● **Your objective**
Filter this material down to the lines that hold "blockquote", copying each one.

● **The data**
···

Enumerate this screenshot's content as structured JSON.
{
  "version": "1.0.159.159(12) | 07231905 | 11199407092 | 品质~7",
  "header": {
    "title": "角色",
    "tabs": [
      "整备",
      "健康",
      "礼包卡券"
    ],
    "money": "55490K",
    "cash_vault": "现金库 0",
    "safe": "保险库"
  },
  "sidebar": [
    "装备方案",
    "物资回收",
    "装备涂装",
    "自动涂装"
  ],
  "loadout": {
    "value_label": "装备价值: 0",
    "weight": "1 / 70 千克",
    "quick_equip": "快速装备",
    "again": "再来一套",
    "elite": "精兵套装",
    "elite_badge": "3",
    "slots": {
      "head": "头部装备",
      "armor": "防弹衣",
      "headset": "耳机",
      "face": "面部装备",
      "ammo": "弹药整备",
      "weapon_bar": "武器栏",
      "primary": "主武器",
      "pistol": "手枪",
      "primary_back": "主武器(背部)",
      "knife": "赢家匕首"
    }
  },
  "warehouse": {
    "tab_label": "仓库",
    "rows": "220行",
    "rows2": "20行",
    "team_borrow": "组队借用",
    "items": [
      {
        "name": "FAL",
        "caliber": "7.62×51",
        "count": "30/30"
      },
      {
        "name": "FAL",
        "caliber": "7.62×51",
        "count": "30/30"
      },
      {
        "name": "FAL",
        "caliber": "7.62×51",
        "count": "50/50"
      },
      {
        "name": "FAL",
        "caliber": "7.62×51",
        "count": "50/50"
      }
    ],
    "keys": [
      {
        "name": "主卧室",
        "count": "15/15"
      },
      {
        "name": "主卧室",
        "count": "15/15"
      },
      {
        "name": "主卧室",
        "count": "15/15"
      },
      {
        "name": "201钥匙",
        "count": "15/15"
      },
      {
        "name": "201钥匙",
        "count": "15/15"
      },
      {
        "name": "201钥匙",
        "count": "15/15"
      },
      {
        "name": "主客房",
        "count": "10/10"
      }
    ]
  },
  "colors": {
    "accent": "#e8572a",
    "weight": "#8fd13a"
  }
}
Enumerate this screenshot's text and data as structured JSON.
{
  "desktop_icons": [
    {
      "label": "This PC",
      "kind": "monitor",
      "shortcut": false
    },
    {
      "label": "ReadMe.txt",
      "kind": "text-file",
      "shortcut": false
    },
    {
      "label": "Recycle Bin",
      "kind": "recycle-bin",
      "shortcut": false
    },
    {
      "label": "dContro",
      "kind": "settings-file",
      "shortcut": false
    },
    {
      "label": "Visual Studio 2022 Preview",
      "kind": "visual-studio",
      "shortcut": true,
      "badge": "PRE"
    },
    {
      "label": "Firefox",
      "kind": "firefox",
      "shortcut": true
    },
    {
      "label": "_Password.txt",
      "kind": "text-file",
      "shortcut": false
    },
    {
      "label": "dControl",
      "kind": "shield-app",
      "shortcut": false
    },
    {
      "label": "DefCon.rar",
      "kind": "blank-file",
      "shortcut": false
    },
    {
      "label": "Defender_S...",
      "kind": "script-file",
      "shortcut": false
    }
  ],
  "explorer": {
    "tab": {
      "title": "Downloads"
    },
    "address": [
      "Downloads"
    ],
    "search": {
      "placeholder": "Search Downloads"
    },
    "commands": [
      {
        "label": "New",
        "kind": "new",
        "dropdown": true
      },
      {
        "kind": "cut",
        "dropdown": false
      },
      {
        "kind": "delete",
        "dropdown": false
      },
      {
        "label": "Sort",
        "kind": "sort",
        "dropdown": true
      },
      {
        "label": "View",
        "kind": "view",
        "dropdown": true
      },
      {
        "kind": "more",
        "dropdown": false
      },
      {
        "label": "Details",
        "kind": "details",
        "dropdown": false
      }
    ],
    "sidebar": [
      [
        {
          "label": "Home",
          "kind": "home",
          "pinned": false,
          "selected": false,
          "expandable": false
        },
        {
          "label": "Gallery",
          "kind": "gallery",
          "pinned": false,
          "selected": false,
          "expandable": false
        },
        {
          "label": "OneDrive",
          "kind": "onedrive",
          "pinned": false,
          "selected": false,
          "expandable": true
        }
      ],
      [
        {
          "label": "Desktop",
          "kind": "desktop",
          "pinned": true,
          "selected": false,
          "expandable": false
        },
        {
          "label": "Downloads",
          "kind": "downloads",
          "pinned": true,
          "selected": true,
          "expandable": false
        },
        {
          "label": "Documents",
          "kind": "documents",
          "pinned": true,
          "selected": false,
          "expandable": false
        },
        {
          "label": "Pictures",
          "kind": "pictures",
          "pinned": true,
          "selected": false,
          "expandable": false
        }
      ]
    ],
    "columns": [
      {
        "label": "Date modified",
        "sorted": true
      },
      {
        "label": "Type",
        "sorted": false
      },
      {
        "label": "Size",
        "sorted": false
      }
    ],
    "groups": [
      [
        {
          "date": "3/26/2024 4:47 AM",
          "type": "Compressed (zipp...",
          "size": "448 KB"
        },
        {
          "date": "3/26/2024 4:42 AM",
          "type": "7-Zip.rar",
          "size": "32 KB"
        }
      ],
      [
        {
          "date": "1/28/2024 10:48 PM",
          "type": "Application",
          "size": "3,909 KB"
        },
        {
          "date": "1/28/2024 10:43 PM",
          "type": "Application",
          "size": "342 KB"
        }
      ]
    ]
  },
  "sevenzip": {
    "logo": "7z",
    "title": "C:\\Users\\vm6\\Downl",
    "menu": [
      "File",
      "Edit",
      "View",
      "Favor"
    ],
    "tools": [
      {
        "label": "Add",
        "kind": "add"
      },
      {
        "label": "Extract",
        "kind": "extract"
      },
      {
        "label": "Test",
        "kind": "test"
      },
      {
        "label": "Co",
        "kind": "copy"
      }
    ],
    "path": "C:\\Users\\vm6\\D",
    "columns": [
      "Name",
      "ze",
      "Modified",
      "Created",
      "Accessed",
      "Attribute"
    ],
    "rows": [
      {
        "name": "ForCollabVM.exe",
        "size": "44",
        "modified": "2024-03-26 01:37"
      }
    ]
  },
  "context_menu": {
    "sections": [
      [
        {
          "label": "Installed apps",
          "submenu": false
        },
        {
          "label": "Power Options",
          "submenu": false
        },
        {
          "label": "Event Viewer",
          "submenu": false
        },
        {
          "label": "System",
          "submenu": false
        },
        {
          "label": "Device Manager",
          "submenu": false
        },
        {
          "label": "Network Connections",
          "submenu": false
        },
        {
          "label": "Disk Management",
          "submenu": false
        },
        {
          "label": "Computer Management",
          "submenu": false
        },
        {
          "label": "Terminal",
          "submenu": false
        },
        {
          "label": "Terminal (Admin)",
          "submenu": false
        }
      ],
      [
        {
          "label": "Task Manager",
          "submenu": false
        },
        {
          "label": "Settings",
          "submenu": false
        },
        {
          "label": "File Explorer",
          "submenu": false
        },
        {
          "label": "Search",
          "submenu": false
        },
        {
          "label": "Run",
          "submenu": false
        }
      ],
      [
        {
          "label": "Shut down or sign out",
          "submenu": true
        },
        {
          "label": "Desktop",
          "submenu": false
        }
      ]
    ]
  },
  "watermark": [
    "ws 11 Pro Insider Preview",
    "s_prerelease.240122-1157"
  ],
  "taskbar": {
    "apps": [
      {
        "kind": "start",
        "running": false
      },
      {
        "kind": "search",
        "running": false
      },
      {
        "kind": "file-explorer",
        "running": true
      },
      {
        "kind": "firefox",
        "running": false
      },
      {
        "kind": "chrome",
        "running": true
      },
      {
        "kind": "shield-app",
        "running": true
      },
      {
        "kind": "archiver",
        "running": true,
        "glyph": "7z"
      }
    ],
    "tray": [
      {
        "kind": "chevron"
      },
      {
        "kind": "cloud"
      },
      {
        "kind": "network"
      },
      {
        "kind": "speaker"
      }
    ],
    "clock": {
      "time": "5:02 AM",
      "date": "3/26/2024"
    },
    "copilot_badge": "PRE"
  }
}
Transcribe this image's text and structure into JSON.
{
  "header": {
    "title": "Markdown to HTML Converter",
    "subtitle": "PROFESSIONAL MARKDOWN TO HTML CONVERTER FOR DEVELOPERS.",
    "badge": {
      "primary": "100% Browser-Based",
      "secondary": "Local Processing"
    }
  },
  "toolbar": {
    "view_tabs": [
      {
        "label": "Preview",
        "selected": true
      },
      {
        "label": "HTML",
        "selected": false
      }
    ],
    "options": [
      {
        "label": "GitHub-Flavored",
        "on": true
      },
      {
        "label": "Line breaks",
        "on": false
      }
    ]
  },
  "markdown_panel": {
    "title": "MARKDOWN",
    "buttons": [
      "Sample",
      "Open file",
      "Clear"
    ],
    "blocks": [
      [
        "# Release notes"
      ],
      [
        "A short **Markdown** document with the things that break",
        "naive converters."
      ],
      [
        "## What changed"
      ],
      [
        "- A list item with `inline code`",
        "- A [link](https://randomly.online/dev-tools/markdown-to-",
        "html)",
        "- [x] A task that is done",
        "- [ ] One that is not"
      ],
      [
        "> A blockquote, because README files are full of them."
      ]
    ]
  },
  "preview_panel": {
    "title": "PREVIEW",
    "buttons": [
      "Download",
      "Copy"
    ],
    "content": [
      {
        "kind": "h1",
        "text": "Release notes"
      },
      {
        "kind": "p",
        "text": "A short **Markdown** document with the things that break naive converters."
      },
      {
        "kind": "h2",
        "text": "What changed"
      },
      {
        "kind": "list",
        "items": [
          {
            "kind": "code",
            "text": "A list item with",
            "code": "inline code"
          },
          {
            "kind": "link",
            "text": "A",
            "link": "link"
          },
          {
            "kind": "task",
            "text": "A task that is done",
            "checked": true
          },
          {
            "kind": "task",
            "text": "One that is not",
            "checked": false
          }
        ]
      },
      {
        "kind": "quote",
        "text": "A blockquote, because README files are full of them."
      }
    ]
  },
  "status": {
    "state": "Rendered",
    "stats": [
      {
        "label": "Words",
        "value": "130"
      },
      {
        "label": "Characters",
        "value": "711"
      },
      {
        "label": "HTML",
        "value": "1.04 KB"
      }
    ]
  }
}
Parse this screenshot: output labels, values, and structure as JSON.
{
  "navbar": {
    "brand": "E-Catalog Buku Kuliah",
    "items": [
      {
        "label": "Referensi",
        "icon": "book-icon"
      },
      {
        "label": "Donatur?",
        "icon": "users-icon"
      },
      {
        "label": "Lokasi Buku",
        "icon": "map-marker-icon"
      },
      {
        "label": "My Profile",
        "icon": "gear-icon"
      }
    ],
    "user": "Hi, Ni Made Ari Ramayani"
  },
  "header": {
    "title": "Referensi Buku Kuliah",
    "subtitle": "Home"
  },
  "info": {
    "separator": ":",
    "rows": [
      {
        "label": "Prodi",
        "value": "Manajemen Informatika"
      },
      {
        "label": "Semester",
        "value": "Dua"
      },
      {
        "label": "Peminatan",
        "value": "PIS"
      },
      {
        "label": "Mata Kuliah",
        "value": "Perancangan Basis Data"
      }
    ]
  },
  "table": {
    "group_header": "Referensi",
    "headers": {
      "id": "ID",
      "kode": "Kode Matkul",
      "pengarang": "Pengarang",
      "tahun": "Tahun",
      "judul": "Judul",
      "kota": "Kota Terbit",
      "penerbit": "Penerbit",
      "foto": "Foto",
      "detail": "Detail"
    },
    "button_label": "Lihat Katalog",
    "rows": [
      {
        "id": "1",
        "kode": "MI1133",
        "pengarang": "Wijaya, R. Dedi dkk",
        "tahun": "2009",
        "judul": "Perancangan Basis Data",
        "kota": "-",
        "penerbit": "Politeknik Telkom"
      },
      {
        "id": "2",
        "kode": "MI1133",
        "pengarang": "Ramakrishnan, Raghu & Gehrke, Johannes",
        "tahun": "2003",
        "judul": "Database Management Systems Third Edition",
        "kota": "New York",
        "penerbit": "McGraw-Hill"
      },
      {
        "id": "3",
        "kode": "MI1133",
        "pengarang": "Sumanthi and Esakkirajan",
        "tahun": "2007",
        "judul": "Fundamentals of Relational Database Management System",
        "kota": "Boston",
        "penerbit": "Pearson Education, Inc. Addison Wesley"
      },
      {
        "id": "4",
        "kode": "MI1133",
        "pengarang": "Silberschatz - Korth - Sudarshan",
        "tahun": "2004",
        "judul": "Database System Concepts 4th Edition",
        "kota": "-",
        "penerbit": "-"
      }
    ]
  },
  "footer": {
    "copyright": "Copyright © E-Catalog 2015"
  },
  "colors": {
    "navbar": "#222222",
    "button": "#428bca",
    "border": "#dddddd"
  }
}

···

● **Answer section**
        "> A blockquote, because README files are full of them."
        "text": "A blockquote, because README files are full of them."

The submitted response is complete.